John Carr responded to the criticism yesterday on Our Sunday Visitor’s blog by saying, “My experience with CCC was that it focused on poverty, housing, and immigration and had no involvement in issues involving abortion and homosexuality.” Carr served on the board of the organization through February 2005. It is hard to believe he was completely unaware of the CCC activities with America Votes and the funding of pro-abortion groups. We are assuming John Carr is a Catholic committed to the sanctity of life and marriage. However, being involved with an abortion supporting organization like CCC and creating partnerships while an official with the USCCB does raise questions of appropriateness and vetting before joining a group.
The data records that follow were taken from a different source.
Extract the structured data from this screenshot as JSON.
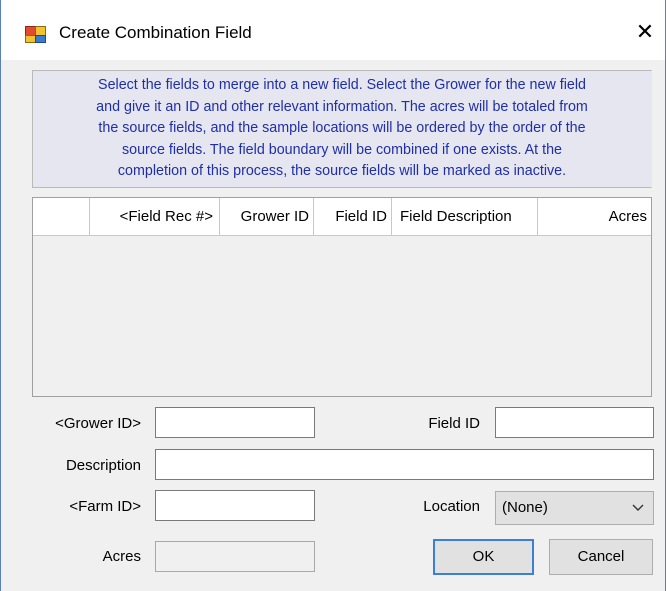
{
  "window": {
    "title": "Create Combination Field",
    "close_glyph": "✕"
  },
  "instructions": [
    "Select the fields to merge into a new field.  Select the Grower for the new field",
    "and give it an ID and other relevant information.  The acres will be totaled from",
    "the source fields, and the sample locations will be ordered by the order of the",
    "source fields.  The field boundary will be combined if one exists.  At the",
    "completion of this process, the source fields will be marked as inactive."
  ],
  "grid": {
    "columns": [
      "",
      "<Field Rec #>",
      "Grower ID",
      "Field ID",
      "Field Description",
      "Acres"
    ],
    "rows": []
  },
  "form": {
    "grower_id_label": "<Grower ID>",
    "grower_id_value": "",
    "field_id_label": "Field ID",
    "field_id_value": "",
    "description_label": "Description",
    "description_value": "",
    "farm_id_label": "<Farm ID>",
    "farm_id_value": "",
    "location_label": "Location",
    "location_selected": "(None)",
    "acres_label": "Acres",
    "acres_value": ""
  },
  "buttons": {
    "ok_label": "OK",
    "cancel_label": "Cancel"
  },
  "colors": {
    "instruction_text": "#1f2fa8",
    "default_button_border": "#3c7fd6"
  }
}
These revelations presented by ALL and Bellarmine are timely. Next week in Washington D.C., the Catholic Social Ministry Gathering will bring together “18 leading Catholic social ministry national organizations to explore common issues and concerns of global and domestic policies on life, justice, and peace that challenge our nation and world” including CCHD. John Carr is listed as one of the “outstanding presenters.” On Tuesday, February 9, participants will be encouraged to make an office visit to their “member of Congress” after being briefed by officials such as Carr. With all the challenges faced by working on policies of life, it must be extremely frustrating to learn that one of their own speakers at a conference, a leader at the USCCB, supports groups working against them. Let us hope and pray those attending the conference do a better job of exemplifying the teachings of the Church.
Matt Smith is Vice President of Catholic Advocate.